Mathematical modeling of heat transfer in radial direction or perpendicular to welding direction:

The heat flow in direction perpendicular or normal to welding is analysed to measure peak temperature, heating rate, cooling rate and temperature profiles of various thermal cycles’ experiences during welding.

The temperature distribution of semi infinite plate derived by Rosenthal equation which follows as

(3)

Where r2= y2+ z2

n, efficiency of welding SMAW process = 0.75,

E voltage in volts, I current in ampere, r is radial distance normal to welding direction,

T0 - room temperature in Kelvin.

The set of temperature calculations were performed with respect to distance of interest from weld fusion zone which represented in figure2 where temperature is function of time according to equation 3. The peak temperature is marked with locus point in graph and at 0.5 cm distance from weld fusion zone peak temperature reached 737°C whereas at 1 cm distance from weld fusion zone peak temperature reached 203°C. The peak temperature decreases with increase in distance from weld fusion zone and also rate of heating and cooling decreases with increase in distance from weld fusion zone. The time required to reach peak temperature increases with increase in distance from weld fusion zone. Beyond 1 cm peak temperature is lower and no detrimental effect occurs in microstructure due to welding.

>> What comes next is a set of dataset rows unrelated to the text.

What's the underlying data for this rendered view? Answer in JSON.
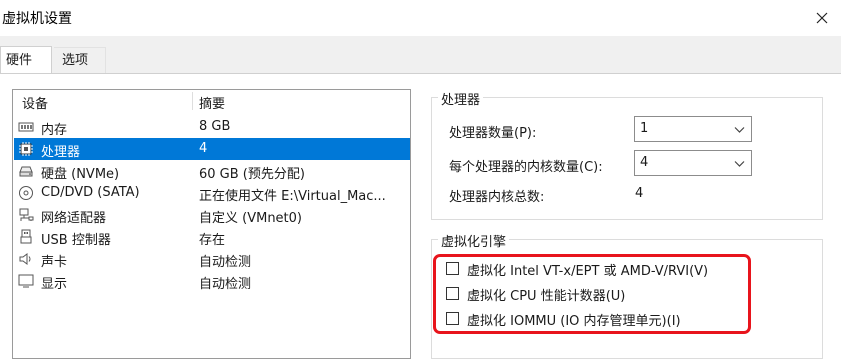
{
  "window": {
    "title": "虚拟机设置"
  },
  "tabs": [
    {
      "label": "硬件",
      "active": true
    },
    {
      "label": "选项",
      "active": false
    }
  ],
  "device_list": {
    "col_device": "设备",
    "col_summary": "摘要",
    "rows": [
      {
        "icon": "memory-icon",
        "name": "内存",
        "value": "8 GB",
        "selected": false
      },
      {
        "icon": "processor-icon",
        "name": "处理器",
        "value": "4",
        "selected": true
      },
      {
        "icon": "hard-disk-icon",
        "name": "硬盘 (NVMe)",
        "value": "60 GB (预先分配)",
        "selected": false
      },
      {
        "icon": "cd-dvd-icon",
        "name": "CD/DVD (SATA)",
        "value": "正在使用文件 E:\\Virtual_Mac...",
        "selected": false
      },
      {
        "icon": "network-adapter-icon",
        "name": "网络适配器",
        "value": "自定义 (VMnet0)",
        "selected": false
      },
      {
        "icon": "usb-icon",
        "name": "USB 控制器",
        "value": "存在",
        "selected": false
      },
      {
        "icon": "sound-card-icon",
        "name": "声卡",
        "value": "自动检测",
        "selected": false
      },
      {
        "icon": "display-icon",
        "name": "显示",
        "value": "自动检测",
        "selected": false
      }
    ]
  },
  "processors": {
    "group_title": "处理器",
    "count_label": "处理器数量(P):",
    "count_value": "1",
    "cores_label": "每个处理器的内核数量(C):",
    "cores_value": "4",
    "total_label": "处理器内核总数:",
    "total_value": "4"
  },
  "virtualization": {
    "group_title": "虚拟化引擎",
    "options": [
      {
        "label": "虚拟化 Intel VT-x/EPT 或 AMD-V/RVI(V)",
        "checked": false
      },
      {
        "label": "虚拟化 CPU 性能计数器(U)",
        "checked": false
      },
      {
        "label": "虚拟化 IOMMU (IO 内存管理单元)(I)",
        "checked": false
      }
    ]
  },
  "colors": {
    "selection": "#0078d7",
    "highlight_box": "#e8141c"
  }
}
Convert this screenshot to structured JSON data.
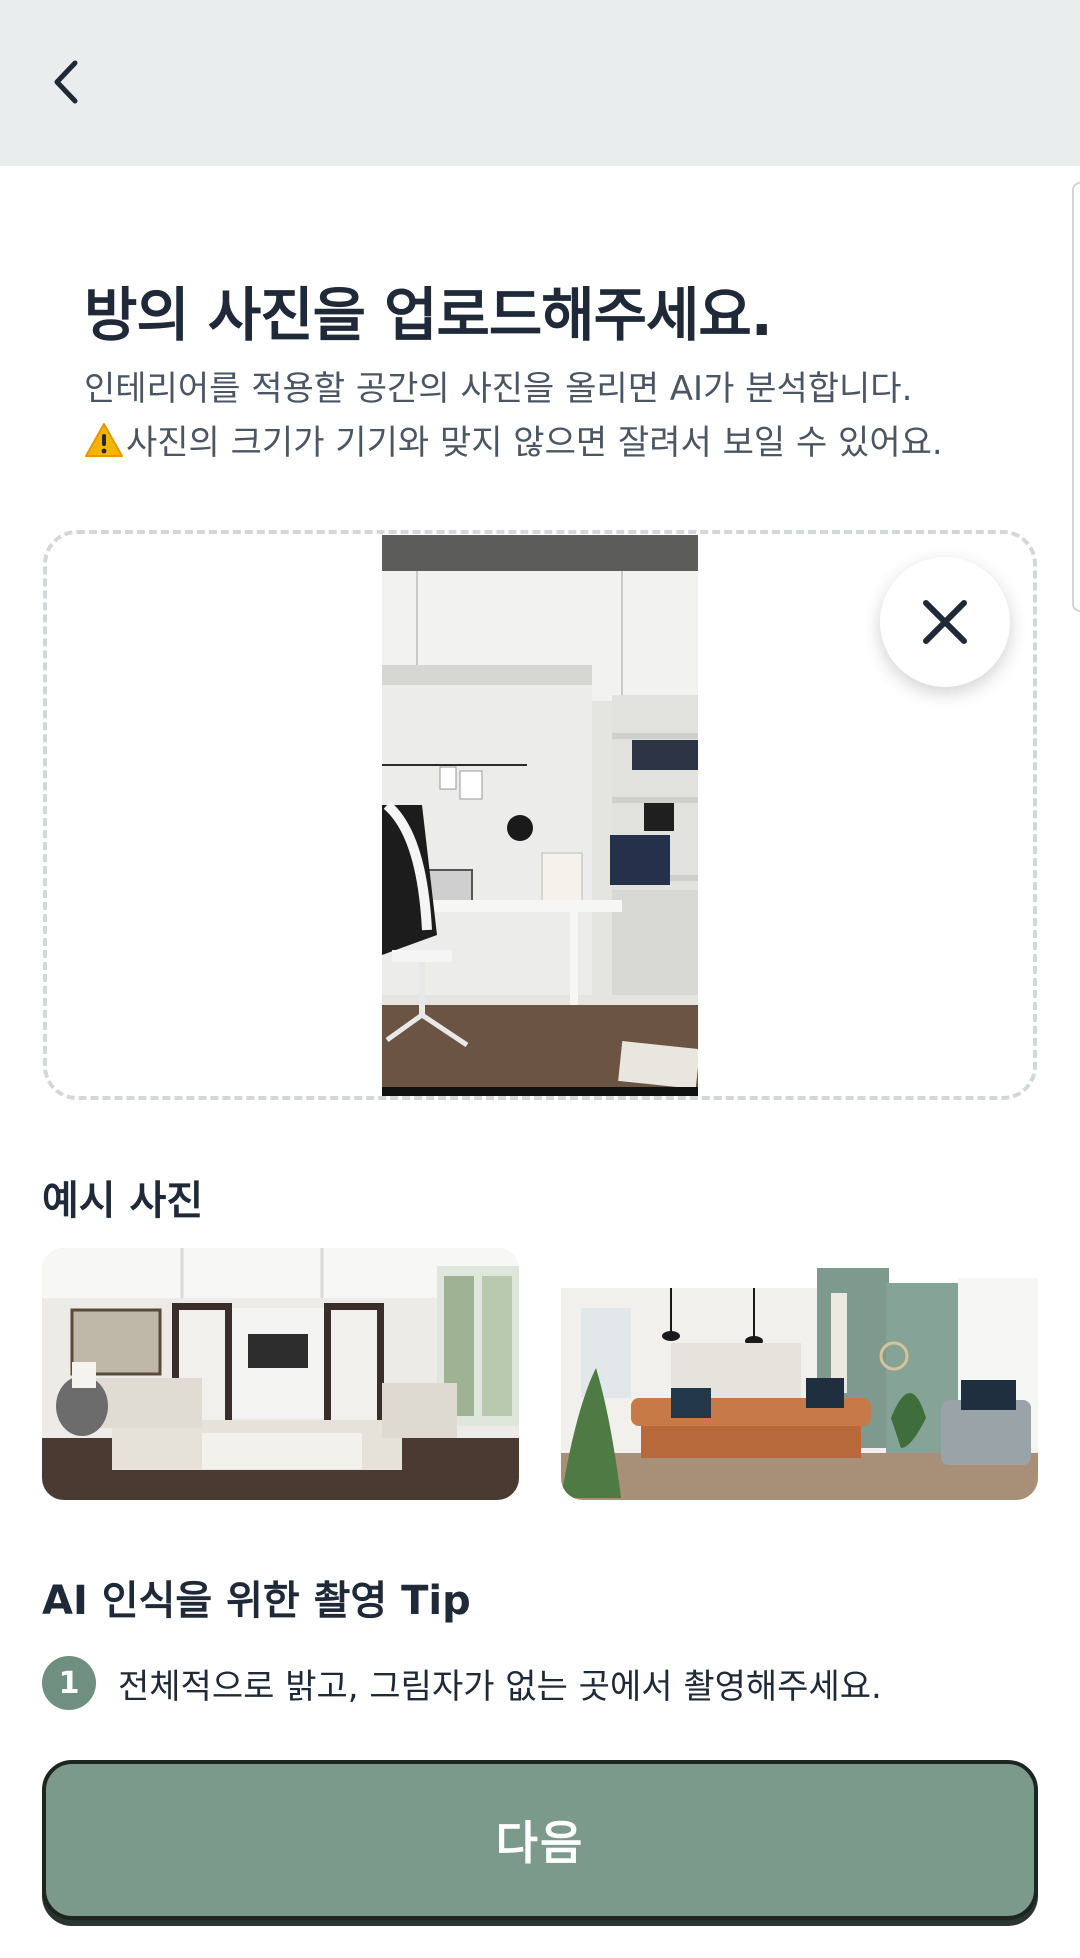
{
  "header": {
    "back_icon": "chevron-left-icon"
  },
  "main": {
    "title": "방의 사진을 업로드해주세요.",
    "description_line1": "인테리어를 적용할 공간의 사진을 올리면 AI가 분석합니다.",
    "description_line2": "사진의 크기가 기기와 맞지 않으면 잘려서 보일 수 있어요.",
    "warning_icon": "warning-icon"
  },
  "upload": {
    "remove_icon": "close-icon"
  },
  "examples": {
    "title": "예시 사진"
  },
  "tips": {
    "title": "AI 인식을 위한 촬영 Tip",
    "items": [
      {
        "number": "1",
        "text": "전체적으로 밝고, 그림자가 없는 곳에서 촬영해주세요."
      }
    ]
  },
  "footer": {
    "next_label": "다음"
  },
  "colors": {
    "header_bg": "#eaeded",
    "accent": "#7b9a8b",
    "text": "#1f2937"
  }
}
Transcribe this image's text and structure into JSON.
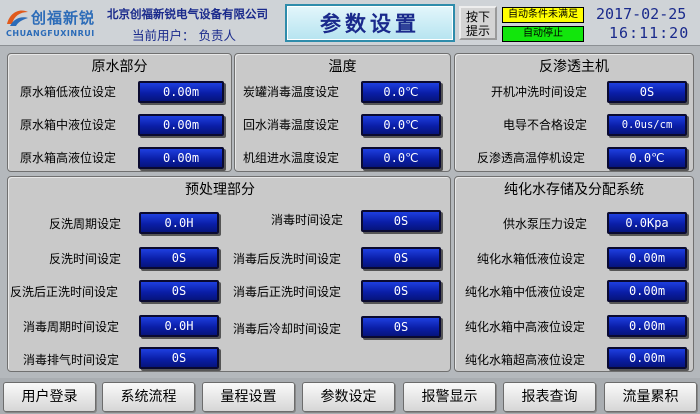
{
  "header": {
    "logo_cn": "创福新锐",
    "logo_en": "CHUANGFUXINRUI",
    "company": "北京创福新锐电气设备有限公司",
    "user_label": "当前用户：",
    "user_value": "负责人",
    "title": "参数设置",
    "press_button": [
      "按下",
      "提示"
    ],
    "status_condition": "自动条件未满足",
    "status_auto": "自动停止",
    "date": "2017-02-25",
    "time": "16:11:20",
    "colors": {
      "status_condition": "#ffff00",
      "status_auto": "#12e60c",
      "title_border": "#2e8cab"
    }
  },
  "panels": {
    "raw_water": {
      "title": "原水部分",
      "rows": [
        {
          "label": "原水箱低液位设定",
          "value": "0.00m"
        },
        {
          "label": "原水箱中液位设定",
          "value": "0.00m"
        },
        {
          "label": "原水箱高液位设定",
          "value": "0.00m"
        }
      ]
    },
    "temperature": {
      "title": "温度",
      "rows": [
        {
          "label": "炭罐消毒温度设定",
          "value": "0.0℃"
        },
        {
          "label": "回水消毒温度设定",
          "value": "0.0℃"
        },
        {
          "label": "机组进水温度设定",
          "value": "0.0℃"
        }
      ]
    },
    "ro_main": {
      "title": "反渗透主机",
      "rows": [
        {
          "label": "开机冲洗时间设定",
          "value": "0S"
        },
        {
          "label": "电导不合格设定",
          "value": "0.0us/cm"
        },
        {
          "label": "反渗透高温停机设定",
          "value": "0.0℃"
        }
      ]
    },
    "pretreatment": {
      "title": "预处理部分",
      "left_rows": [
        {
          "label": "反洗周期设定",
          "value": "0.0H"
        },
        {
          "label": "反洗时间设定",
          "value": "0S"
        },
        {
          "label": "反洗后正洗时间设定",
          "value": "0S"
        },
        {
          "label": "消毒周期时间设定",
          "value": "0.0H"
        },
        {
          "label": "消毒排气时间设定",
          "value": "0S"
        }
      ],
      "right_rows": [
        {
          "label": "消毒时间设定",
          "value": "0S"
        },
        {
          "label": "消毒后反洗时间设定",
          "value": "0S"
        },
        {
          "label": "消毒后正洗时间设定",
          "value": "0S"
        },
        {
          "label": "消毒后冷却时间设定",
          "value": "0S"
        }
      ]
    },
    "storage": {
      "title": "纯化水存储及分配系统",
      "rows": [
        {
          "label": "供水泵压力设定",
          "value": "0.0Kpa"
        },
        {
          "label": "纯化水箱低液位设定",
          "value": "0.00m"
        },
        {
          "label": "纯化水箱中低液位设定",
          "value": "0.00m"
        },
        {
          "label": "纯化水箱中高液位设定",
          "value": "0.00m"
        },
        {
          "label": "纯化水箱超高液位设定",
          "value": "0.00m"
        }
      ]
    }
  },
  "nav": [
    "用户登录",
    "系统流程",
    "量程设置",
    "参数设定",
    "报警显示",
    "报表查询",
    "流量累积"
  ],
  "colors": {
    "value_box": "#0a1ea8",
    "panel_bg": "#c9c9c9"
  }
}
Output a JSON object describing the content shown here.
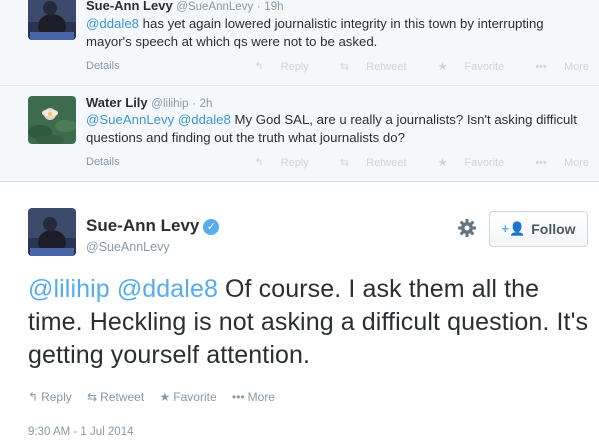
{
  "context_tweets": [
    {
      "name": "Sue-Ann Levy",
      "handle": "@SueAnnLevy",
      "time": "19h",
      "mention": "@ddale8",
      "text": " has yet again lowered journalistic integrity in this town by interrupting mayor's speech at which qs were not to be asked.",
      "details": "Details",
      "actions": {
        "reply": "Reply",
        "retweet": "Retweet",
        "favorite": "Favorite",
        "more": "More"
      }
    },
    {
      "name": "Water Lily",
      "handle": "@lilihip",
      "time": "2h",
      "mention1": "@SueAnnLevy",
      "mention2": "@ddale8",
      "text": " My God SAL, are u really a journalists? Isn't asking difficult questions and finding out the truth what journalists do?",
      "details": "Details",
      "actions": {
        "reply": "Reply",
        "retweet": "Retweet",
        "favorite": "Favorite",
        "more": "More"
      }
    }
  ],
  "main_tweet": {
    "name": "Sue-Ann Levy",
    "handle": "@SueAnnLevy",
    "follow_label": "Follow",
    "mention1": "@lilihip",
    "mention2": "@ddale8",
    "text": " Of course. I ask them all the time. Heckling is not asking a difficult question. It's getting yourself attention.",
    "actions": {
      "reply": "Reply",
      "retweet": "Retweet",
      "favorite": "Favorite",
      "more": "More"
    },
    "timestamp": "9:30 AM - 1 Jul 2014"
  },
  "colors": {
    "link": "#55acee",
    "muted": "#8899a6",
    "context_bg": "#f5f8fa"
  }
}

**Results and discussions**The maximum peak temperature attained is near about 737°C from 0.5 cm from weld fusion zone. The solidification pattern during welding from weld fusion zone clearly indicates austenite grain nucleates and grown with very small amount of ferrite phases nucleate around 800°C. The ferrite phases decreases beyond 400°C further with major austenite phases along with little or no ferrite phase microstructure depends on base material composition as shown in Figure 3. The maximum peak temperature attained is near about 203°C from 0.5 cm from weld fusion zone. The solidification pattern during welding from weld fusion zone clearly indicates austenite grain heated around 203°C and again cools with no effect on microstructure as shown in Figure 3. The above results predicted based on neither microstructure susceptible to residual hydrogen nor high temperature hydrogen attack phenomena.

**Conclusion**From mathematical calculations and from above discussion it was clearly reveals that welding produces delta ferrite nucleation from which austenite grain grows over weld metal and delta ferrite at grain boundaries avoid solidification cracking during welding of reactors. Heat Affected Zone of 0.5 cm away from weld fusion boundary were experiences 737°C whereas 1cm experiences 203°C shows mathematically the weld metal, heat affected zone and base metal were not affected by welding with above ideal conditions.

**Current Rating :**5